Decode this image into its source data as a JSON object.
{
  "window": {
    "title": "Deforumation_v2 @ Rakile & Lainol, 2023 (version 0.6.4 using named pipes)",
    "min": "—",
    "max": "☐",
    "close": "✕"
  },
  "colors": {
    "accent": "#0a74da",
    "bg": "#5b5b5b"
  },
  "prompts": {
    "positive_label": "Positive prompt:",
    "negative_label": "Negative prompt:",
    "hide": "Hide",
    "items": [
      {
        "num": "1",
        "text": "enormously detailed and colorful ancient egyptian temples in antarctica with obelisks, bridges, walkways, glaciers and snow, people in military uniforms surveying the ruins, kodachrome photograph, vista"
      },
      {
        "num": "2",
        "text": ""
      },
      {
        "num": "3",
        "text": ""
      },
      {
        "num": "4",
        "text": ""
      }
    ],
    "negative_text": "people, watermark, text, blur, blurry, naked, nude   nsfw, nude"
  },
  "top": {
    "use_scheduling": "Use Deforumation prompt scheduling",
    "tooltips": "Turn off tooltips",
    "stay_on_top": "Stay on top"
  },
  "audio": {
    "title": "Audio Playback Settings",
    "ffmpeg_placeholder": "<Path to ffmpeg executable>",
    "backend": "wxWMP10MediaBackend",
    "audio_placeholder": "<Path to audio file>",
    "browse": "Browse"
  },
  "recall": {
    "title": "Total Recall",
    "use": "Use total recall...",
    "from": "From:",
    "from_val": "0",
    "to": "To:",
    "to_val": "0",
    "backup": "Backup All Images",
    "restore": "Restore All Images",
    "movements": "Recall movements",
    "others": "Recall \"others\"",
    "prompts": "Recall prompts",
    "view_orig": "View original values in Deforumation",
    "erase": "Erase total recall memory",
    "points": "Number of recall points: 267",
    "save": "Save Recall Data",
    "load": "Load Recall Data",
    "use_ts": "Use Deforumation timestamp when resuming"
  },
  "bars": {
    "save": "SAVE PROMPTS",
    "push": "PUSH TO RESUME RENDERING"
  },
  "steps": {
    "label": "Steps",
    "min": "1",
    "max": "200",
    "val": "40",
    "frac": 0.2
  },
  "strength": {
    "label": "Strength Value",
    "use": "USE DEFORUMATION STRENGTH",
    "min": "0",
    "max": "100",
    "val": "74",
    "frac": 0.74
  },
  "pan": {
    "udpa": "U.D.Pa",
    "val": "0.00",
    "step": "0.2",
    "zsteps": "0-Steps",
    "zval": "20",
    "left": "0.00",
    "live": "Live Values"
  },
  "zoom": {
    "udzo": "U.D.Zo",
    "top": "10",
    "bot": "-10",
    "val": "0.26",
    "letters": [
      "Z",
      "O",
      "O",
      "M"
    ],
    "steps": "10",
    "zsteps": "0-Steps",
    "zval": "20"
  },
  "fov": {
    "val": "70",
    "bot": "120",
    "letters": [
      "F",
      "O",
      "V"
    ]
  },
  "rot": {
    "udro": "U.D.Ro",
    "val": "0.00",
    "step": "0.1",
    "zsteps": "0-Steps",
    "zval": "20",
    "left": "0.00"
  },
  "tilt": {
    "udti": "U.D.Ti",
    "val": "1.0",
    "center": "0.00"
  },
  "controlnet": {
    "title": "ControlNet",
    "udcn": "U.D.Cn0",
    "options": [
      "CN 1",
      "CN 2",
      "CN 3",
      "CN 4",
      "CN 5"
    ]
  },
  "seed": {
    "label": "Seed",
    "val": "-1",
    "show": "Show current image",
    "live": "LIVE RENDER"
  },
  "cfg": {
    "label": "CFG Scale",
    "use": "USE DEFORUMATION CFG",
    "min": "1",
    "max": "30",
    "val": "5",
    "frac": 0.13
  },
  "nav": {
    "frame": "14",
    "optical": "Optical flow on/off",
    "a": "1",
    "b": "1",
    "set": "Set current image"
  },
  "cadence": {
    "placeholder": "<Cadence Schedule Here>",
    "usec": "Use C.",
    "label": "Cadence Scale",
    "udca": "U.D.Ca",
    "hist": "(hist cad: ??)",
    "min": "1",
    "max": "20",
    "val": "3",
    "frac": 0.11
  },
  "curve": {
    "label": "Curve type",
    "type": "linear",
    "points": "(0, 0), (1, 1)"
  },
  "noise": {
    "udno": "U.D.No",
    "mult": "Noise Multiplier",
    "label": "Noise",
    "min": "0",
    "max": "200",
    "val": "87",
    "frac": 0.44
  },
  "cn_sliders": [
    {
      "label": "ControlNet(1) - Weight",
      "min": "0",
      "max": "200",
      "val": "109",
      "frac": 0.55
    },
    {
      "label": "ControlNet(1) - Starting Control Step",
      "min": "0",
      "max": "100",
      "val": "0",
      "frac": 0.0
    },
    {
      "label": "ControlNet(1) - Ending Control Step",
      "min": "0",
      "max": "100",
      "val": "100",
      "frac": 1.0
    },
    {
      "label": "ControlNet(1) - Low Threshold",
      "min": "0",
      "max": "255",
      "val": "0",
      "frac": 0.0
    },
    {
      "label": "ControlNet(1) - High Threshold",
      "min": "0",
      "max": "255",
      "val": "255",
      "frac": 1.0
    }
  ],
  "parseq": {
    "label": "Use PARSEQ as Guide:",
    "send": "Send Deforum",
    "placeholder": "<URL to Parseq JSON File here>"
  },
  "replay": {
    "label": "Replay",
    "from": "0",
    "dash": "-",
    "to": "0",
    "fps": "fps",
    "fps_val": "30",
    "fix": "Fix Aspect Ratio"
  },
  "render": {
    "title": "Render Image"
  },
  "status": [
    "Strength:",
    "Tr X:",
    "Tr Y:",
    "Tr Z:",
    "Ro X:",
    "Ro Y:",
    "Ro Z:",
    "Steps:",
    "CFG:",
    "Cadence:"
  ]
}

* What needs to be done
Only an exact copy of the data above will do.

* Output of the exercise
Decode this image into its source data as a JSON object.
{
  "window": {
    "title": "Deforumation_v2 @ Rakile & Lainol, 2023 (version 0.6.4 using named pipes)",
    "min": "—",
    "max": "☐",
    "close": "✕"
  },
  "colors": {
    "accent": "#0a74da",
    "bg": "#5b5b5b"
  },
  "prompts": {
    "positive_label": "Positive prompt:",
    "negative_label": "Negative prompt:",
    "hide": "Hide",
    "items": [
      {
        "num": "1",
        "text": "enormously detailed and colorful ancient egyptian temples in antarctica with obelisks, bridges, walkways, glaciers and snow, people in military uniforms surveying the ruins, kodachrome photograph, vista"
      },
      {
        "num": "2",
        "text": ""
      },
      {
        "num": "3",
        "text": ""
      },
      {
        "num": "4",
        "text": ""
      }
    ],
    "negative_text": "people, watermark, text, blur, blurry, naked, nude   nsfw, nude"
  },
  "top": {
    "use_scheduling": "Use Deforumation prompt scheduling",
    "tooltips": "Turn off tooltips",
    "stay_on_top": "Stay on top"
  },
  "audio": {
    "title": "Audio Playback Settings",
    "ffmpeg_placeholder": "<Path to ffmpeg executable>",
    "backend": "wxWMP10MediaBackend",
    "audio_placeholder": "<Path to audio file>",
    "browse": "Browse"
  },
  "recall": {
    "title": "Total Recall",
    "use": "Use total recall...",
    "from": "From:",
    "from_val": "0",
    "to": "To:",
    "to_val": "0",
    "backup": "Backup All Images",
    "restore": "Restore All Images",
    "movements": "Recall movements",
    "others": "Recall \"others\"",
    "prompts": "Recall prompts",
    "view_orig": "View original values in Deforumation",
    "erase": "Erase total recall memory",
    "points": "Number of recall points: 267",
    "save": "Save Recall Data",
    "load": "Load Recall Data",
    "use_ts": "Use Deforumation timestamp when resuming"
  },
  "bars": {
    "save": "SAVE PROMPTS",
    "push": "PUSH TO RESUME RENDERING"
  },
  "steps": {
    "label": "Steps",
    "min": "1",
    "max": "200",
    "val": "40",
    "frac": 0.2
  },
  "strength": {
    "label": "Strength Value",
    "use": "USE DEFORUMATION STRENGTH",
    "min": "0",
    "max": "100",
    "val": "74",
    "frac": 0.74
  },
  "pan": {
    "udpa": "U.D.Pa",
    "val": "0.00",
    "step": "0.2",
    "zsteps": "0-Steps",
    "zval": "20",
    "left": "0.00",
    "live": "Live Values"
  },
  "zoom": {
    "udzo": "U.D.Zo",
    "top": "10",
    "bot": "-10",
    "val": "0.26",
    "letters": [
      "Z",
      "O",
      "O",
      "M"
    ],
    "steps": "10",
    "zsteps": "0-Steps",
    "zval": "20"
  },
  "fov": {
    "val": "70",
    "bot": "120",
    "letters": [
      "F",
      "O",
      "V"
    ]
  },
  "rot": {
    "udro": "U.D.Ro",
    "val": "0.00",
    "step": "0.1",
    "zsteps": "0-Steps",
    "zval": "20",
    "left": "0.00"
  },
  "tilt": {
    "udti": "U.D.Ti",
    "val": "1.0",
    "center": "0.00"
  },
  "controlnet": {
    "title": "ControlNet",
    "udcn": "U.D.Cn0",
    "options": [
      "CN 1",
      "CN 2",
      "CN 3",
      "CN 4",
      "CN 5"
    ]
  },
  "seed": {
    "label": "Seed",
    "val": "-1",
    "show": "Show current image",
    "live": "LIVE RENDER"
  },
  "cfg": {
    "label": "CFG Scale",
    "use": "USE DEFORUMATION CFG",
    "min": "1",
    "max": "30",
    "val": "5",
    "frac": 0.13
  },
  "nav": {
    "frame": "14",
    "optical": "Optical flow on/off",
    "a": "1",
    "b": "1",
    "set": "Set current image"
  },
  "cadence": {
    "placeholder": "<Cadence Schedule Here>",
    "usec": "Use C.",
    "label": "Cadence Scale",
    "udca": "U.D.Ca",
    "hist": "(hist cad: ??)",
    "min": "1",
    "max": "20",
    "val": "3",
    "frac": 0.11
  },
  "curve": {
    "label": "Curve type",
    "type": "linear",
    "points": "(0, 0), (1, 1)"
  },
  "noise": {
    "udno": "U.D.No",
    "mult": "Noise Multiplier",
    "label": "Noise",
    "min": "0",
    "max": "200",
    "val": "87",
    "frac": 0.44
  },
  "cn_sliders": [
    {
      "label": "ControlNet(1) - Weight",
      "min": "0",
      "max": "200",
      "val": "109",
      "frac": 0.55
    },
    {
      "label": "ControlNet(1) - Starting Control Step",
      "min": "0",
      "max": "100",
      "val": "0",
      "frac": 0.0
    },
    {
      "label": "ControlNet(1) - Ending Control Step",
      "min": "0",
      "max": "100",
      "val": "100",
      "frac": 1.0
    },
    {
      "label": "ControlNet(1) - Low Threshold",
      "min": "0",
      "max": "255",
      "val": "0",
      "frac": 0.0
    },
    {
      "label": "ControlNet(1) - High Threshold",
      "min": "0",
      "max": "255",
      "val": "255",
      "frac": 1.0
    }
  ],
  "parseq": {
    "label": "Use PARSEQ as Guide:",
    "send": "Send Deforum",
    "placeholder": "<URL to Parseq JSON File here>"
  },
  "replay": {
    "label": "Replay",
    "from": "0",
    "dash": "-",
    "to": "0",
    "fps": "fps",
    "fps_val": "30",
    "fix": "Fix Aspect Ratio"
  },
  "render": {
    "title": "Render Image"
  },
  "status": [
    "Strength:",
    "Tr X:",
    "Tr Y:",
    "Tr Z:",
    "Ro X:",
    "Ro Y:",
    "Ro Z:",
    "Steps:",
    "CFG:",
    "Cadence:"
  ]
}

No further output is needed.